Dry, gusty conditions trigger red flag warning in North Bay
OAKLAND, Calif. (KTVU) - Pacific Gas & Electric elevated its concern for possible power shutoffs as a hot spell moves through the North Bay this weekend. On Saturday night, many North Bay residents will be looking up to the hills for signs of trouble.
Tinder dry conditions and gusty winds from the warm inland has once again caused the National Weather Service to declare a red flag warning starting at 8 p.m. for elevations about a thousand feet, in Sonoma, Napa, and Marin counties.
Red flag conditions will continue overnight until 10 a.m. Sunday. Steady winds of 10 to 20 mph will be accompanied by gusts of 35 mph.
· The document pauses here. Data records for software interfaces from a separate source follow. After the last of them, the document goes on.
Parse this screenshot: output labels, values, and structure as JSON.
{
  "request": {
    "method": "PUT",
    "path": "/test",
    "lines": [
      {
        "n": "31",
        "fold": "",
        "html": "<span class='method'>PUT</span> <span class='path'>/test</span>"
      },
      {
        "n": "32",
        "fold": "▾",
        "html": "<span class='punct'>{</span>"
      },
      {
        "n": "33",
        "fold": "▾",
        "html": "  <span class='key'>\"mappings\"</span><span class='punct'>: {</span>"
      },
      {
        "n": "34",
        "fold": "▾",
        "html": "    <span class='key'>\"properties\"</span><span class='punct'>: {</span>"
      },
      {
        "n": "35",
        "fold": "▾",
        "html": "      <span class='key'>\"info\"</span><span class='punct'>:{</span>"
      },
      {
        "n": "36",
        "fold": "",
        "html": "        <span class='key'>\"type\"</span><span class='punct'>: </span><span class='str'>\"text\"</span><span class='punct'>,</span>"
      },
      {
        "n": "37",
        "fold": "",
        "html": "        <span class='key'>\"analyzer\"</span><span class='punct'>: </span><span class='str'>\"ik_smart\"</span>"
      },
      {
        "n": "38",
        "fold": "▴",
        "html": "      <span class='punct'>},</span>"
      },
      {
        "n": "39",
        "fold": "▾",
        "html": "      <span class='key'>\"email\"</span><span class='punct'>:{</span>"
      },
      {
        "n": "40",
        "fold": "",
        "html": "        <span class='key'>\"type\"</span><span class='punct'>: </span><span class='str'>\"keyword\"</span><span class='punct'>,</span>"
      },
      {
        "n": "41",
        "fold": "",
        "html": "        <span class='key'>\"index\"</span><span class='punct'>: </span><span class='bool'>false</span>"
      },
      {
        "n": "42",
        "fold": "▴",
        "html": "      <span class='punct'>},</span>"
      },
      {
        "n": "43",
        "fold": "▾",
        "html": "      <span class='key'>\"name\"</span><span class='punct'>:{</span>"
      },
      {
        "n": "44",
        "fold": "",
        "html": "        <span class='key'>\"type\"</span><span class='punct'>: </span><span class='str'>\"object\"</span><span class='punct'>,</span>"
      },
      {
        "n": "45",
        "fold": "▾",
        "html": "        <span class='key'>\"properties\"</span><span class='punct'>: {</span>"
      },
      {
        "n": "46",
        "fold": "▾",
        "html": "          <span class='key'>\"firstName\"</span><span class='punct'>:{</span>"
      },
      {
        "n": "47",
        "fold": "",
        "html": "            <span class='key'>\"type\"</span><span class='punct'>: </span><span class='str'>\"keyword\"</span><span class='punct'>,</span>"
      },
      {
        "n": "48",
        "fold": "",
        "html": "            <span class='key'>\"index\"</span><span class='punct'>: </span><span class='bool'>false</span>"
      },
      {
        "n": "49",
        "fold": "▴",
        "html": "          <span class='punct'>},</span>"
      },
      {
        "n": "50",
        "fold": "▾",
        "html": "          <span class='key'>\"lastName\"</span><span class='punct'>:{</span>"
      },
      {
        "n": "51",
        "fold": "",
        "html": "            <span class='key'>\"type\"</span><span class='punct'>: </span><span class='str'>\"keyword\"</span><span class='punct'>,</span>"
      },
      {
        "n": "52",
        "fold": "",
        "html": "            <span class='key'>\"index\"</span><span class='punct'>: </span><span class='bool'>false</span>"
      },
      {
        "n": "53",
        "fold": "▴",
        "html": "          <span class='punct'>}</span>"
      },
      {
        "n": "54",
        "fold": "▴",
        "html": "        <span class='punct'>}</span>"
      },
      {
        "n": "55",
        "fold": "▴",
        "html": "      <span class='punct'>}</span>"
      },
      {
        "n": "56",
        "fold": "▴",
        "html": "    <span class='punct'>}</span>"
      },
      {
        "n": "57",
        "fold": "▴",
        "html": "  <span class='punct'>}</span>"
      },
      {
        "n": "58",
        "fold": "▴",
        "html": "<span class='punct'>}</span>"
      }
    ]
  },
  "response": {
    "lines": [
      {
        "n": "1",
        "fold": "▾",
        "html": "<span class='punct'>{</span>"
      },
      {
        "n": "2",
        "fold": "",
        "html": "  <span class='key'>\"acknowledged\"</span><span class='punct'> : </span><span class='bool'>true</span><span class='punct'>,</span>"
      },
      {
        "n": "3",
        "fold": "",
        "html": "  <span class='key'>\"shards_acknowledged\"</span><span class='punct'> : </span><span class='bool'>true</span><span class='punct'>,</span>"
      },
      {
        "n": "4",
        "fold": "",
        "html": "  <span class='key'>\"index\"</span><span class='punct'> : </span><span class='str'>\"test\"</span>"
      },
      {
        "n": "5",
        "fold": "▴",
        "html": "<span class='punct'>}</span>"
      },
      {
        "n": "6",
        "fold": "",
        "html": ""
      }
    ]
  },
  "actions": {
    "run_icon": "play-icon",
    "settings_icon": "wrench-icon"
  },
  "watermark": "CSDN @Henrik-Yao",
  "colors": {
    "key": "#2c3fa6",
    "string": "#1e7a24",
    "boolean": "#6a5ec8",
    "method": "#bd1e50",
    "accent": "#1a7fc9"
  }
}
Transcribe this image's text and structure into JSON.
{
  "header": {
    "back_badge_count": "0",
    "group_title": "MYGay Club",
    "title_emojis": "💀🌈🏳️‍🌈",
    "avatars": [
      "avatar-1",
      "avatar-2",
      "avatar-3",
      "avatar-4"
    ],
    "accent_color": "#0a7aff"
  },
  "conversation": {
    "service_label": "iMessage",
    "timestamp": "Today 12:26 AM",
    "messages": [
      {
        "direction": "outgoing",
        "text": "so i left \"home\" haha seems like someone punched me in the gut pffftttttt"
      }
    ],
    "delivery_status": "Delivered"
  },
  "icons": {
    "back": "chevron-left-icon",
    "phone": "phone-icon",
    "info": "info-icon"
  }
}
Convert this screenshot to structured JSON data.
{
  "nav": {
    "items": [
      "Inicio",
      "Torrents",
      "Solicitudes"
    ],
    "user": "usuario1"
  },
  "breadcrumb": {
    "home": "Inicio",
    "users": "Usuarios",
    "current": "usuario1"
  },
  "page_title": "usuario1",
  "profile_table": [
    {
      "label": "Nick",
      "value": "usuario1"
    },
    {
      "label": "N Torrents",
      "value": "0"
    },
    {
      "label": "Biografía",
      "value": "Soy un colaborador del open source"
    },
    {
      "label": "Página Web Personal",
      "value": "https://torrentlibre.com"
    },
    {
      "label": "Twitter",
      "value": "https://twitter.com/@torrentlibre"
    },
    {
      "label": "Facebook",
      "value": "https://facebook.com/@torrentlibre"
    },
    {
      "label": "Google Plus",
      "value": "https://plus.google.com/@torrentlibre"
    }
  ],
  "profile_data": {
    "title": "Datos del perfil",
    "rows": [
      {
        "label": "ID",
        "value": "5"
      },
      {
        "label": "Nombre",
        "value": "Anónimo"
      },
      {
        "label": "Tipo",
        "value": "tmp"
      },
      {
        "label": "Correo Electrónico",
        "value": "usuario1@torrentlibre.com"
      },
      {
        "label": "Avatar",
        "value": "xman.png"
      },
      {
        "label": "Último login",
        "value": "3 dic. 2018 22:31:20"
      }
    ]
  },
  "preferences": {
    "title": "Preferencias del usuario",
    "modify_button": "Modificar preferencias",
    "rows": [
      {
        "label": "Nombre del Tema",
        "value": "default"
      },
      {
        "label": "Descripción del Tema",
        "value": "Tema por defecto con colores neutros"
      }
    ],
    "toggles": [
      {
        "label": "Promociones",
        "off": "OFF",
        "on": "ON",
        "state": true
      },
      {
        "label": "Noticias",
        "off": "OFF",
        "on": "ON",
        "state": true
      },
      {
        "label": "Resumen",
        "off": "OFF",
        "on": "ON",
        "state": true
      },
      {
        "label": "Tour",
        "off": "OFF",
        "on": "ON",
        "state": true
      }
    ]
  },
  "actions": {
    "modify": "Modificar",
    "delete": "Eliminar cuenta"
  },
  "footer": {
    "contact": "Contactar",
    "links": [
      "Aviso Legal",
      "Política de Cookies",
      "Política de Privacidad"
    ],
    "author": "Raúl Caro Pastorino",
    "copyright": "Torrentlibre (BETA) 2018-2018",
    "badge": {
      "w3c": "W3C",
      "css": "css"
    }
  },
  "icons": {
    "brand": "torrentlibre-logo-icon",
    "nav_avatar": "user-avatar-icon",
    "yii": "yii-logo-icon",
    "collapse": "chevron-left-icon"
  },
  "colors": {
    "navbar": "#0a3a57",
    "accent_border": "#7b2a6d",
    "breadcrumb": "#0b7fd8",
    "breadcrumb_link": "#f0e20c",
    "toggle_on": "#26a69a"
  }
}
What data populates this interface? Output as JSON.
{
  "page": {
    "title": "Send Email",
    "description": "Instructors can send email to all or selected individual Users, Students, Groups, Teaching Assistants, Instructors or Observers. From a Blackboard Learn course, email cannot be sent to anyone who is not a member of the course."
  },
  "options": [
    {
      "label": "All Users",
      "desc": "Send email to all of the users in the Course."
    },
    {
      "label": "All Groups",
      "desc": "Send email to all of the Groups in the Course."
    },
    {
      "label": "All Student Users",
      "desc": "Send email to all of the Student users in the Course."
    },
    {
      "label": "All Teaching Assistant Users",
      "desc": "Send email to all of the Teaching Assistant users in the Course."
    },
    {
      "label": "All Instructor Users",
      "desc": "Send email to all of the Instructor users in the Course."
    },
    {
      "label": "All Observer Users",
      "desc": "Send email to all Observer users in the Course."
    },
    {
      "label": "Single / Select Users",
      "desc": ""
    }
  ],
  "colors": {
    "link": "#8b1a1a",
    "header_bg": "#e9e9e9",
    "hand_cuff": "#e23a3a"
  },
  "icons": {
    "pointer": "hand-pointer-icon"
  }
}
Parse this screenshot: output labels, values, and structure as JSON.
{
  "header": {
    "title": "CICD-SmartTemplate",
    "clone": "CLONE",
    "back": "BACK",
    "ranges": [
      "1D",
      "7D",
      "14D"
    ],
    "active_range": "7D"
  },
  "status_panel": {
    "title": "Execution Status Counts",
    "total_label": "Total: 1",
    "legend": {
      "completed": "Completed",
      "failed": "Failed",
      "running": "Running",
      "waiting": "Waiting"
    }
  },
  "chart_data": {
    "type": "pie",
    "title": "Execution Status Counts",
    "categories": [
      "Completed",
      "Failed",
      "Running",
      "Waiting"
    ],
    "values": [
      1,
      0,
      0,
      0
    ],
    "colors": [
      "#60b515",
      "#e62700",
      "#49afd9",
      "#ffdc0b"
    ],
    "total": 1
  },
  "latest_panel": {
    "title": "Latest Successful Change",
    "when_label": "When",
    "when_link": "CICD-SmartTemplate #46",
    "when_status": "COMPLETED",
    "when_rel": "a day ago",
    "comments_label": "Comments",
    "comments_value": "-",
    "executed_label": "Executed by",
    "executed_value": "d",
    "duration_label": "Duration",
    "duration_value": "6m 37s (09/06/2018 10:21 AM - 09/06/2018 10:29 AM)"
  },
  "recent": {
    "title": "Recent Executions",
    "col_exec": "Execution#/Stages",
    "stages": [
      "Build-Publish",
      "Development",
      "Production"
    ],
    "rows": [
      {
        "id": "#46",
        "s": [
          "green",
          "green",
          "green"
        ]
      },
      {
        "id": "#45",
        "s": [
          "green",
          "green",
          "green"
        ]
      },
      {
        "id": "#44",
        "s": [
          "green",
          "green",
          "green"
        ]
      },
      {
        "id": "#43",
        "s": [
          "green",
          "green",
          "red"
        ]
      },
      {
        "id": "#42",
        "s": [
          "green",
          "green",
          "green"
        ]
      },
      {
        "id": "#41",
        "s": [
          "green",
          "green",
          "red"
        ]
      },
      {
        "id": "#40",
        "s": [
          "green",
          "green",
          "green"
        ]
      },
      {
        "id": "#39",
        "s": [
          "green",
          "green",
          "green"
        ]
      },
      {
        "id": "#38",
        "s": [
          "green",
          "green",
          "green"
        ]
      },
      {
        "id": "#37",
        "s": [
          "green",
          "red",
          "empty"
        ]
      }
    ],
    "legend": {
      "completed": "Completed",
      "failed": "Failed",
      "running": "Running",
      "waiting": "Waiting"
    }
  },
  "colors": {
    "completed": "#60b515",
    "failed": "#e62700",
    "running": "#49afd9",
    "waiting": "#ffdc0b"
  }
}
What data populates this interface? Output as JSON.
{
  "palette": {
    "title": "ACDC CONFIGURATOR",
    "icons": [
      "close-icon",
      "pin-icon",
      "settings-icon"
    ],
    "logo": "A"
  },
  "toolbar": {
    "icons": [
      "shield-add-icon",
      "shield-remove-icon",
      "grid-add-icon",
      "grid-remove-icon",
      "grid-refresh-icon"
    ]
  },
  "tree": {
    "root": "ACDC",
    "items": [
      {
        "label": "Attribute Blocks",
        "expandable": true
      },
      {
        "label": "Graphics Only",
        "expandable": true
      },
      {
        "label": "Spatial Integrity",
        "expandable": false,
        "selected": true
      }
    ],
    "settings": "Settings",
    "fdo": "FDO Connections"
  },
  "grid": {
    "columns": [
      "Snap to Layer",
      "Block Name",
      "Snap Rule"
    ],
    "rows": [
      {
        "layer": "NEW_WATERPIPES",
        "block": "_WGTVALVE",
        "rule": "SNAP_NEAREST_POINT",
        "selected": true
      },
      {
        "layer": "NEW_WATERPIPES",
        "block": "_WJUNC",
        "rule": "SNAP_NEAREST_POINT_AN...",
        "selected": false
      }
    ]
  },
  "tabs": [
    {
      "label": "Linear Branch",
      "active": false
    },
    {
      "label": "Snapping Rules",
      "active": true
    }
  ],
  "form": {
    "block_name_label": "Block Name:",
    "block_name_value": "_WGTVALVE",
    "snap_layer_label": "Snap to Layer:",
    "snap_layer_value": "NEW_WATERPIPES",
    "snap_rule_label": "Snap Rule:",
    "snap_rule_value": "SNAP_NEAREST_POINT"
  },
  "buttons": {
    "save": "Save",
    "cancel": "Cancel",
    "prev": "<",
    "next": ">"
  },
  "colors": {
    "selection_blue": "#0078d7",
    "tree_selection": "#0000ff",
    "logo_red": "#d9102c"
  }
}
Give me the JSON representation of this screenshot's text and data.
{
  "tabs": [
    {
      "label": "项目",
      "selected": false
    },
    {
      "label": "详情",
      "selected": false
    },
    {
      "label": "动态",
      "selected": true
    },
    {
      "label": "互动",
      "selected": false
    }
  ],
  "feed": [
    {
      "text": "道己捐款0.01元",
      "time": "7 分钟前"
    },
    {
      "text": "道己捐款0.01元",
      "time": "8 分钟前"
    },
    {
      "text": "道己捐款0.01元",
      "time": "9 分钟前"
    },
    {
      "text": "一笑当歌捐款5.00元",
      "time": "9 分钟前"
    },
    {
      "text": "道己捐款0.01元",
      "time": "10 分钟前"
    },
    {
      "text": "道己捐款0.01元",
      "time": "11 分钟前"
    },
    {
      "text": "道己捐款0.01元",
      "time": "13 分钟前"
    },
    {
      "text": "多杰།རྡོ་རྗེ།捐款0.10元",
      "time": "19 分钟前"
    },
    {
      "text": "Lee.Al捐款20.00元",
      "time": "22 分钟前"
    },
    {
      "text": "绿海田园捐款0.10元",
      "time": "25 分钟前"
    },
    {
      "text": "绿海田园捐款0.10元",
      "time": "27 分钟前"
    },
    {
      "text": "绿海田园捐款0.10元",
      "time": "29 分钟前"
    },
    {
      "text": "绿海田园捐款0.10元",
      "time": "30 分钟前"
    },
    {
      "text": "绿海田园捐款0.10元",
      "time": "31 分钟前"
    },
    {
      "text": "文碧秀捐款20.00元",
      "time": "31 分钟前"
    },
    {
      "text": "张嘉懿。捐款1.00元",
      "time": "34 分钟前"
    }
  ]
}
That's below what's generally needed for a PG&E Public Safety Power Shutdown. But the utility is considering it as conditions change.
"And now it's just been bumped up one level to 'elevated.' It does not mean that we're planning on initiating a Public Safety Power Shutoff right now," said Deanna Contreras, spokeswoman for the utility.
Nonetheless, those conditions make any wildfire—from any source, spread rapidly.
"You're on guard, You know, you're constantly on guard," said Robert Salido, who rebuilt his Coffey Park home last year.
Any red flag warning is a deep concern to his family, one that lost everything in the fire. Those concerns are exacerbated by sirens, winds, and smells.
"You know, you kind of flashback to that evening. And, it's the same thing when you smell smoke," Salido said. "If I smell a grassfire around here, I get nervous and I start to look around,"
But, there has been one big change.
"Everybody's really close-knit. It's such a tighter community here than before and I think it's wonderful," said Salido.
Paradise Ridge Winery in Fountain Grove will be the first business to reopen in the central fire area.
"Definitely, when the winds come up, I do get that feeling that I had the night of the fire," said Sonia Byck-Barwick, a second-generation owner of the winery.
The smell of smoke is an issue for her and others.
"I do feel nervousness for people more around me. For me, I think I'm more stoic about it. If it happens, there isn't so much we can do," said Byck-Barwick.
At the insistence of the family's 87-year-old patriarch, come early December, its new tasting room and offices will open to the public, replacing the sounds of construction with Christmas bells.
"For the most part, I feel like we're better prepared. The community is better prepared," said Byck-Barwick.